After approximately 22 years (oh my, that’s a lot!) I finally have a reason to Trick or Treat again. Of course in those intervening years there have been excellent costumes and adult parties. Some of those parties have been pretty epic. (I can’t bring myself to unsubscribe from the GhostShip mailing list. I’ll never forget the first year they put it on in the airplane hanger on Treasure Island…massive pirate ship, silent disco, DJs galore. Reading descriptions like “Prime the detonators, and pile up the dynamite because you are about to experience Annihilation at Ghost Ship Halloween 2015″ make me smile…)


Observe James skillfully holding his Trick or Treat bucket

And while Halloween is known for hedonism, tricks and scares, this year, I remembered that Halloween has a wholesome side too. The joy of getting dressed up with your family- everyone invited to be creative, silly, scary or whatever it is they want to be. Of neighbours giving out treats to each other’s kids (I mean, the community aspect of Halloween is just plain cool) Kids squealing with delight. Sunday’s social media feed full of baby strawberries, bears, Star Wars characters, and smiles stretching ear to ear.

Dan was buzzing all day and insisted on getting makeup to draw blood on our faces (we were campers who had been attacked by our little James bear) and carving a pumpkin. We went over to see James’s cousins who really go the extra mile on decorations and costumes – including fog machine, rats and dog skeleton with red eyes.


Charlotte, Georgia, James and Will

James held his little pumpkin bucket and cooed all through the night while Dan proudly carried him from door to door.

Later, we sat around our backyard fire pit with friends and ate Thai-spiced pumpkin soup and pumpkin bread pudding and drank too much wine.

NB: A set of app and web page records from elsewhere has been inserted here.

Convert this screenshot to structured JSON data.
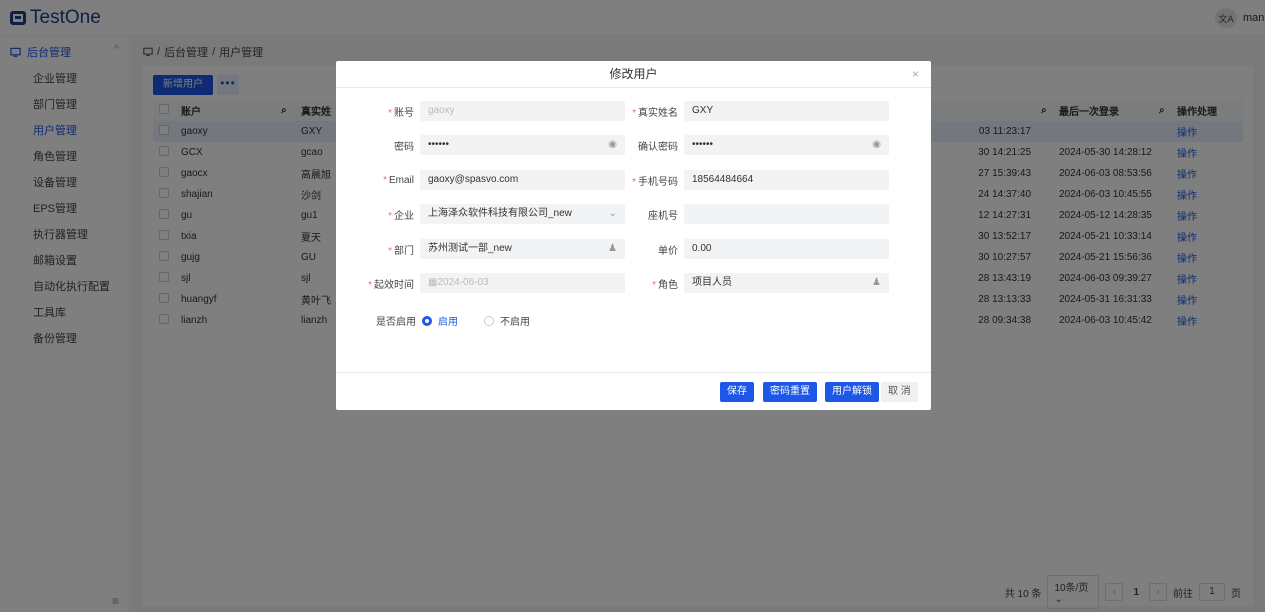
{
  "app": {
    "title": "TestOne"
  },
  "topbar": {
    "lang_label": "文A",
    "user_label": "manu"
  },
  "sidebar": {
    "group_label": "后台管理",
    "items": [
      {
        "label": "企业管理"
      },
      {
        "label": "部门管理"
      },
      {
        "label": "用户管理",
        "active": true
      },
      {
        "label": "角色管理"
      },
      {
        "label": "设备管理"
      },
      {
        "label": "EPS管理"
      },
      {
        "label": "执行器管理"
      },
      {
        "label": "邮箱设置"
      },
      {
        "label": "自动化执行配置"
      },
      {
        "label": "工具库"
      },
      {
        "label": "备份管理"
      }
    ]
  },
  "breadcrumb": {
    "root": "后台管理",
    "sep": "/",
    "current": "用户管理"
  },
  "toolbar": {
    "add_label": "新增用户",
    "more_label": "•••"
  },
  "table": {
    "headers": {
      "account": "账户",
      "realname": "真实姓",
      "created": "",
      "last_login": "最后一次登录",
      "ops": "操作处理"
    },
    "rows": [
      {
        "account": "gaoxy",
        "realname": "GXY",
        "created": "03 11:23:17",
        "last_login": "",
        "op": "操作"
      },
      {
        "account": "GCX",
        "realname": "gcao",
        "created": "30 14:21:25",
        "last_login": "2024-05-30 14:28:12",
        "op": "操作"
      },
      {
        "account": "gaocx",
        "realname": "高晨旭",
        "created": "27 15:39:43",
        "last_login": "2024-06-03 08:53:56",
        "op": "操作"
      },
      {
        "account": "shajian",
        "realname": "沙剑",
        "created": "24 14:37:40",
        "last_login": "2024-06-03 10:45:55",
        "op": "操作"
      },
      {
        "account": "gu",
        "realname": "gu1",
        "created": "12 14:27:31",
        "last_login": "2024-05-12 14:28:35",
        "op": "操作"
      },
      {
        "account": "txia",
        "realname": "夏天",
        "created": "30 13:52:17",
        "last_login": "2024-05-21 10:33:14",
        "op": "操作"
      },
      {
        "account": "gujg",
        "realname": "GU",
        "created": "30 10:27:57",
        "last_login": "2024-05-21 15:56:36",
        "op": "操作"
      },
      {
        "account": "sjl",
        "realname": "sjl",
        "created": "28 13:43:19",
        "last_login": "2024-06-03 09:39:27",
        "op": "操作"
      },
      {
        "account": "huangyf",
        "realname": "黄叶飞",
        "created": "28 13:13:33",
        "last_login": "2024-05-31 16:31:33",
        "op": "操作"
      },
      {
        "account": "lianzh",
        "realname": "lianzh",
        "created": "28 09:34:38",
        "last_login": "2024-06-03 10:45:42",
        "op": "操作"
      }
    ]
  },
  "pager": {
    "total": "共 10 条",
    "page_size": "10条/页",
    "current": "1",
    "goto_label": "前往",
    "goto_value": "1",
    "page_unit": "页"
  },
  "modal": {
    "title": "修改用户",
    "close": "×",
    "fields": {
      "account": {
        "label": "账号",
        "value": "gaoxy",
        "required": true
      },
      "realname": {
        "label": "真实姓名",
        "value": "GXY",
        "required": true
      },
      "password": {
        "label": "密码",
        "value": "••••••"
      },
      "confirm": {
        "label": "确认密码",
        "value": "••••••"
      },
      "email": {
        "label": "Email",
        "value": "gaoxy@spasvo.com",
        "required": true
      },
      "phone": {
        "label": "手机号码",
        "value": "18564484664",
        "required": true
      },
      "company": {
        "label": "企业",
        "value": "上海泽众软件科技有限公司_new",
        "required": true
      },
      "landline": {
        "label": "座机号",
        "value": ""
      },
      "dept": {
        "label": "部门",
        "value": "苏州测试一部_new",
        "required": true
      },
      "price": {
        "label": "单价",
        "value": "0.00"
      },
      "start": {
        "label": "起效时间",
        "value": "2024-06-03",
        "required": true
      },
      "role": {
        "label": "角色",
        "value": "项目人员",
        "required": true
      }
    },
    "enable": {
      "label": "是否启用",
      "on": "启用",
      "off": "不启用"
    },
    "buttons": {
      "save": "保存",
      "reset": "密码重置",
      "unlock": "用户解锁",
      "cancel": "取 消"
    }
  },
  "colors": {
    "primary": "#1c57e8",
    "required": "#f56c6c"
  }
}
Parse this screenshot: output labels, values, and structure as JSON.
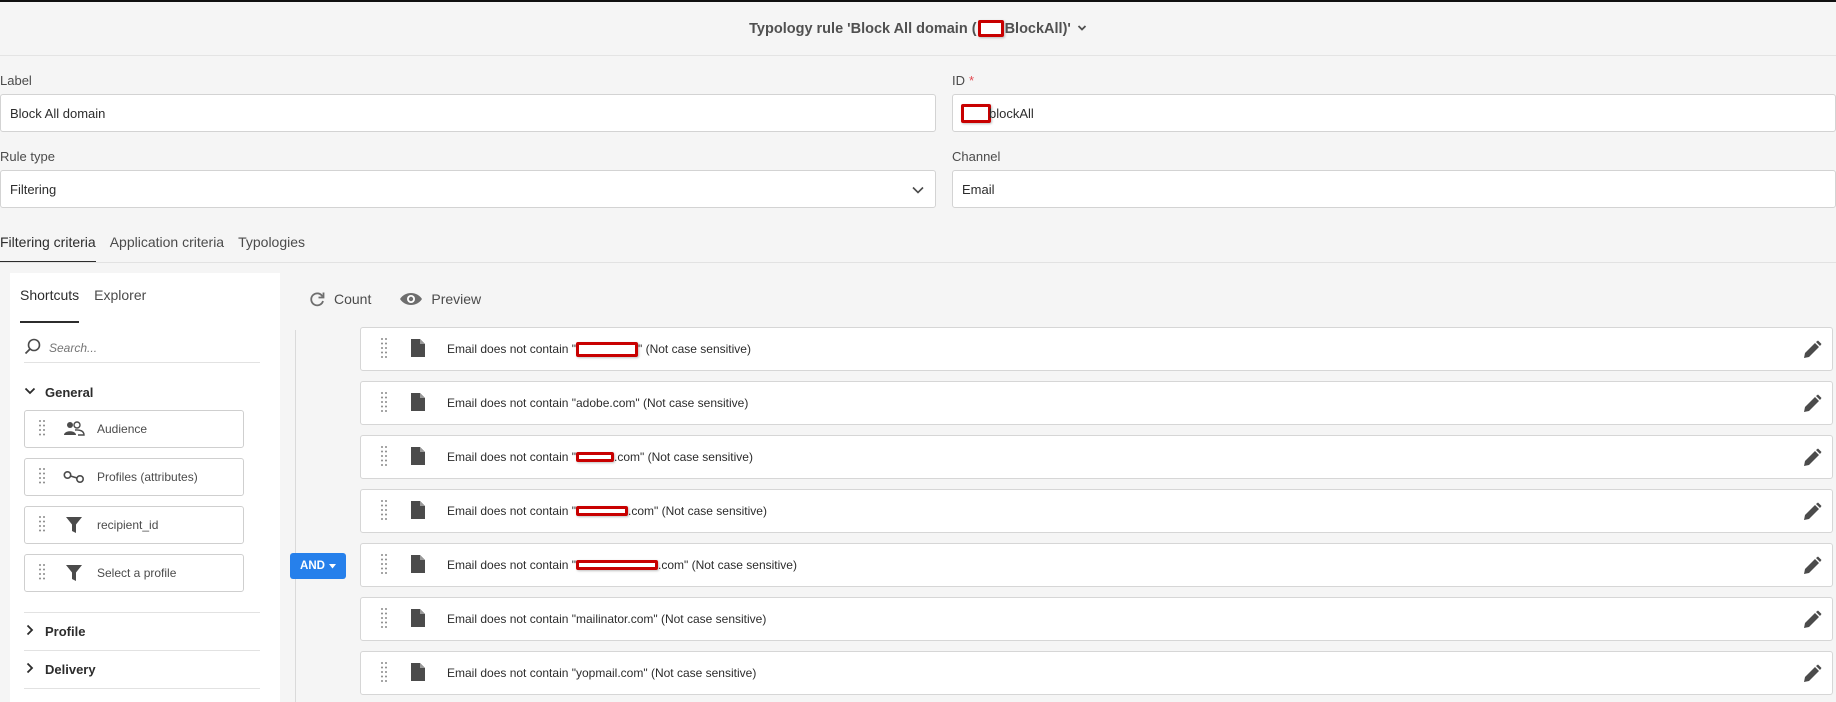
{
  "header": {
    "title_prefix": "Typology rule 'Block All domain (",
    "title_suffix": "BlockAll)'"
  },
  "form": {
    "label_caption": "Label",
    "label_value": "Block All domain",
    "id_caption": "ID",
    "id_required_mark": "*",
    "id_value_suffix": "blockAll",
    "rule_type_caption": "Rule type",
    "rule_type_value": "Filtering",
    "channel_caption": "Channel",
    "channel_value": "Email"
  },
  "tabs": [
    "Filtering criteria",
    "Application criteria",
    "Typologies"
  ],
  "left_panel": {
    "tabs": [
      "Shortcuts",
      "Explorer"
    ],
    "search_placeholder": "Search...",
    "general_label": "General",
    "shortcuts": [
      {
        "label": "Audience",
        "icon": "audience-icon"
      },
      {
        "label": "Profiles (attributes)",
        "icon": "link-icon"
      },
      {
        "label": "recipient_id",
        "icon": "filter-icon"
      },
      {
        "label": "Select a profile",
        "icon": "filter-icon"
      }
    ],
    "profile_label": "Profile",
    "delivery_label": "Delivery"
  },
  "toolbar": {
    "count_label": "Count",
    "preview_label": "Preview"
  },
  "operator_label": "AND",
  "conditions": [
    {
      "prefix": "Email does not contain \"",
      "suffix": "\" (Not case sensitive)",
      "redacted": true
    },
    {
      "prefix": "Email does not contain \"adobe.com\" (Not case sensitive)",
      "suffix": "",
      "redacted": false
    },
    {
      "prefix": "Email does not contain \"",
      "suffix": ".com\" (Not case sensitive)",
      "redacted": true
    },
    {
      "prefix": "Email does not contain \"",
      "suffix": ".com\" (Not case sensitive)",
      "redacted": true
    },
    {
      "prefix": "Email does not contain \"",
      "suffix": ".com\" (Not case sensitive)",
      "redacted": true
    },
    {
      "prefix": "Email does not contain \"mailinator.com\" (Not case sensitive)",
      "suffix": "",
      "redacted": false
    },
    {
      "prefix": "Email does not contain \"yopmail.com\" (Not case sensitive)",
      "suffix": "",
      "redacted": false
    }
  ],
  "colors": {
    "accent": "#2680eb",
    "redaction": "#c80000"
  }
}
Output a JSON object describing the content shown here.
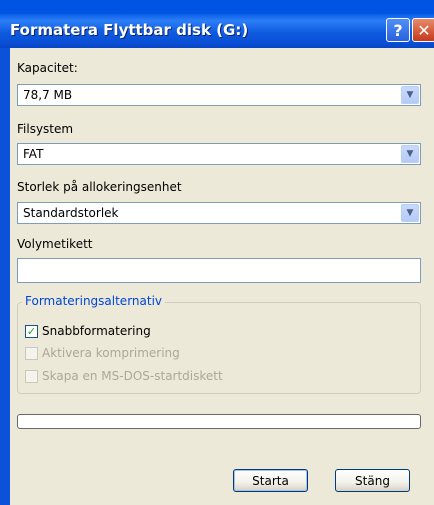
{
  "window": {
    "title": "Formatera Flyttbar disk (G:)",
    "help_glyph": "?",
    "close_glyph": "✕"
  },
  "capacity": {
    "label": "Kapacitet:",
    "value": "78,7 MB"
  },
  "filesystem": {
    "label": "Filsystem",
    "value": "FAT"
  },
  "allocation": {
    "label": "Storlek på allokeringsenhet",
    "value": "Standardstorlek"
  },
  "volume": {
    "label": "Volymetikett",
    "value": ""
  },
  "options": {
    "title": "Formateringsalternativ",
    "items": [
      {
        "label": "Snabbformatering",
        "checked": true,
        "enabled": true
      },
      {
        "label": "Aktivera komprimering",
        "checked": false,
        "enabled": false
      },
      {
        "label": "Skapa en MS-DOS-startdiskett",
        "checked": false,
        "enabled": false
      }
    ]
  },
  "progress": {
    "fraction": 0
  },
  "buttons": {
    "start": "Starta",
    "close": "Stäng"
  },
  "check_glyph": "✓",
  "dropdown_glyph": "▼",
  "colors": {
    "titlebar": "#0a5fe8",
    "dialog_bg": "#ece9d8",
    "group_title": "#0046d5"
  }
}
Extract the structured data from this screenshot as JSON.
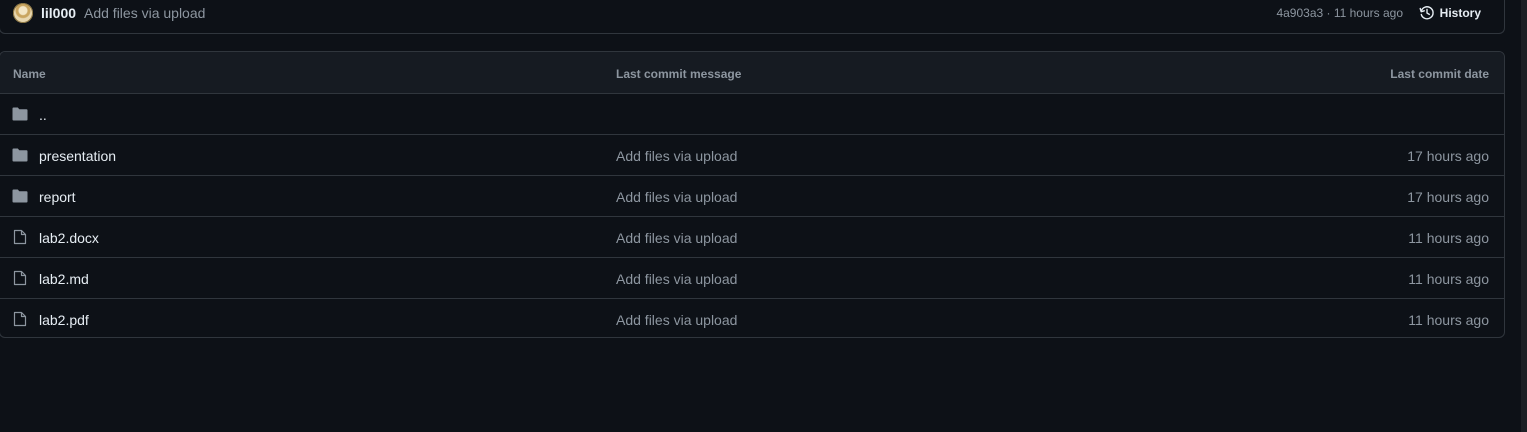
{
  "commit": {
    "author": "lil000",
    "message": "Add files via upload",
    "meta": "4a903a3 · 11 hours ago",
    "history_label": "History",
    "avatar_icon": "user-avatar"
  },
  "table": {
    "headers": {
      "name": "Name",
      "message": "Last commit message",
      "date": "Last commit date"
    },
    "rows": [
      {
        "name": "..",
        "icon": "folder-icon",
        "message": "",
        "date": ""
      },
      {
        "name": "presentation",
        "icon": "folder-icon",
        "message": "Add files via upload",
        "date": "17 hours ago"
      },
      {
        "name": "report",
        "icon": "folder-icon",
        "message": "Add files via upload",
        "date": "17 hours ago"
      },
      {
        "name": "lab2.docx",
        "icon": "file-icon",
        "message": "Add files via upload",
        "date": "11 hours ago"
      },
      {
        "name": "lab2.md",
        "icon": "file-icon",
        "message": "Add files via upload",
        "date": "11 hours ago"
      },
      {
        "name": "lab2.pdf",
        "icon": "file-icon",
        "message": "Add files via upload",
        "date": "11 hours ago"
      }
    ]
  },
  "colors": {
    "background": "#0d1117",
    "header_background": "#161b22",
    "border": "#30363d",
    "text_primary": "#e6edf3",
    "text_muted": "#8d96a0",
    "icon": "#8d96a0"
  }
}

I had this funny feeling all night, standing back at the curb while the kids ran to the doors or holding James as adults dropped candy in his bucket. A feeling about the order of things. I’ve been an adult for nearly half my life and yet I had delusions before James came along –  after all, our parents still call us the ‘kids’ and even if I knew we weren’t kids, I could still argue that on the spectrum of adults, we were young.  But I can’t even pretend that we are the ones at the beginning of our lives anymore.

The kid is the one in the little bear suit. His life is just beginning. We are the parents – our lives somewhere in the middle- standing behind him.